Business Associations, Pages 20–30

Green v. H & R Block, Inc.

Court of Appeals of Maryland, 1999


Plaintiffs are a class of people who used defendant's "Rapid Refund" program to obtain a "Rapid Anticipation Loan." This meant that defendant would obtain a bank loan from a third party for the amount of the refund and pay it within a few days. Defendant profited from this in three ways:

  1. Defendant received a license fee from the lending bank.
  2. Defendant purchased about half of the loans from the banks.
  3. Defendant received 15% of the check-cashing fee from Sears if the checks were cashed there as encouraged.

Plaintiffs sued for not disclosing these "kickbacks" in violation of its fiduciary obligations it owes to his customers because of its agency relationship.

Procedural History:

Trial court granted defendant's motion to dismiss, finding that it had no duty to disclose the benefits because no fiduciary obligation existed between it and its customers.


Was defendant an agent for its customers in the RAL program?


  • LexisNexis IconWestLaw LogoGoogle Scholar LogoPage 22–23

    The creation of an agency relationship ultimately turns on the parties' intentions as manifested by their agreements or actions.

  • LexisNexis IconWestLaw LogoGoogle Scholar LogoPage 23

    [C]ourts . . . have considered three characteristics as having particular relevance to the determination of the existence of a principal-agent relationship:

    1. the agent's power to alter the legal relations of the principal;
    2. the agent's duty to act primarily for the benefit of the principal; and
    3. the principal's right to control the agent


    The three factors used in determining whether an agency exists are valid, but they are not determinative and must be viewed within the context of the entire circumstances.


  • A principal does not have to exercise physical control over its agent's actions for an agency relationship to exist.
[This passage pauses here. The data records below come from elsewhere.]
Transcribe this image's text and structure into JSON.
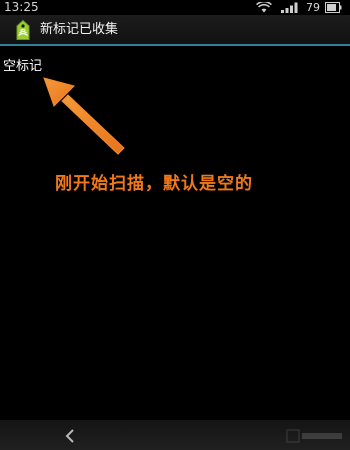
{
  "status_bar": {
    "time": "13:25",
    "battery_level": "79",
    "icons": [
      "wifi-icon",
      "signal-icon",
      "battery-icon"
    ]
  },
  "action_bar": {
    "title": "新标记已收集",
    "icon": "tag-icon",
    "divider_color": "#2f7f96"
  },
  "list": {
    "items": [
      {
        "label": "空标记"
      }
    ]
  },
  "annotation": {
    "text": "刚开始扫描，默认是空的",
    "color": "#f07818"
  },
  "nav_bar": {
    "icons": [
      "back-icon"
    ]
  }
}
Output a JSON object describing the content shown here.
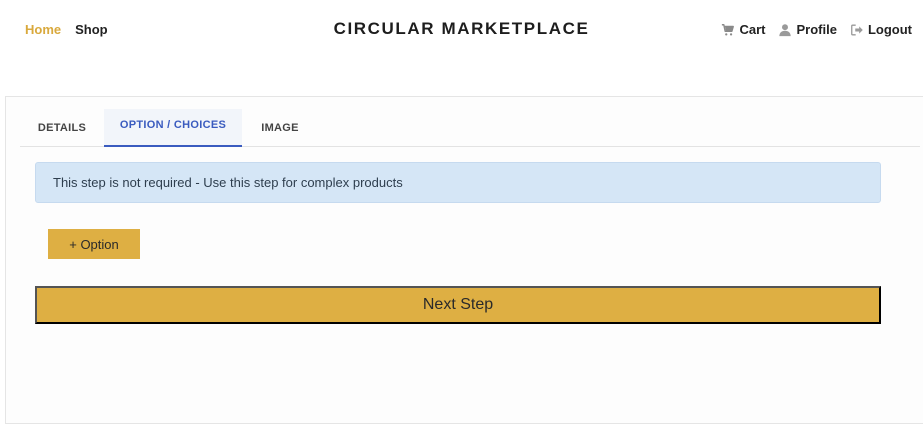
{
  "nav": {
    "home_label": "Home",
    "shop_label": "Shop",
    "brand": "CIRCULAR MARKETPLACE",
    "cart_label": "Cart",
    "profile_label": "Profile",
    "logout_label": "Logout"
  },
  "tabs": [
    {
      "label": "DETAILS",
      "active": false
    },
    {
      "label": "OPTION / CHOICES",
      "active": true
    },
    {
      "label": "IMAGE",
      "active": false
    }
  ],
  "alert": {
    "text": "This step is not required - Use this step for complex products"
  },
  "buttons": {
    "add_option": "+ Option",
    "next_step": "Next Step"
  },
  "colors": {
    "accent": "#deaf43",
    "active_nav": "#d9a93d",
    "active_tab": "#3a5bbf",
    "alert_bg": "#d5e6f6"
  },
  "icons": {
    "cart": "cart-icon",
    "profile": "user-icon",
    "logout": "logout-icon"
  }
}
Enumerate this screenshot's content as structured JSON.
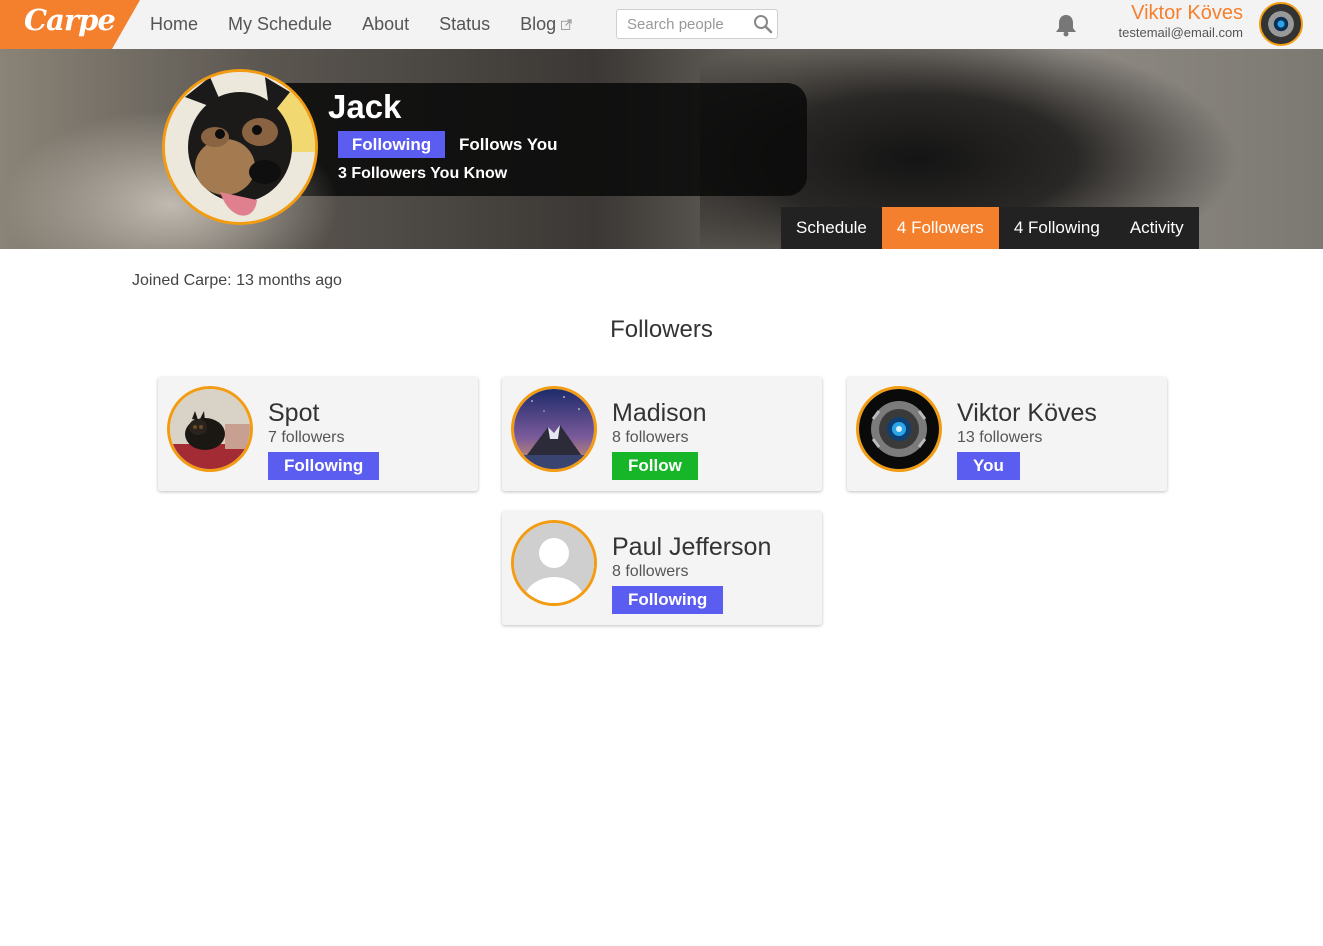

The agent must merely be subject to the principal's control over the relationship's result. A principal does not need to exert constant control, nor control the details. It is reasonable to infer that the customers had ultimate control over filing their taxes and applying for the RAL. Thus, they had enough control to find that defendant was an agent.

  • Defendants also had the power to alter the plaintiffs' legal relations, despite requiring them to sign their loan applications themselves. Agents often require their principals to sign things. Defendant still prepared plaintiffs' applications, implicitly endorsed the applications, shared their tax returns, and handled the loan payments. It is reasonable to infer that defendant played an integral part in the customer's receipt of the loan, which has legal ramifications for its clients. Discovery may also disclose other means by which defendants affected its customers' legal relations.

  • Furthermore, defendant advertised that it could be trusted to obtain the highest and fastest refunds, largely because of it's "Rapid Refund" program. It is reasonable to expect that defendant is acting on customers side to get these highest and fastest refunds. Employees also encouraged customers to apply for RALs. It is reasonable to see how one could believe that defendant operated as the broker for the loans.

    Defendant also claims that it became the agent of the principal instead when the loan was approved, but even if so, defendant was serving two principals without disclosing it. Defendant also cannot file customers' tax returns until the RAL is approved or denied, so it would still be an agent for both sides at the same time until that is filed.


Yes, defendant was an agent for its customers in the RAL program. Reversed and remanded.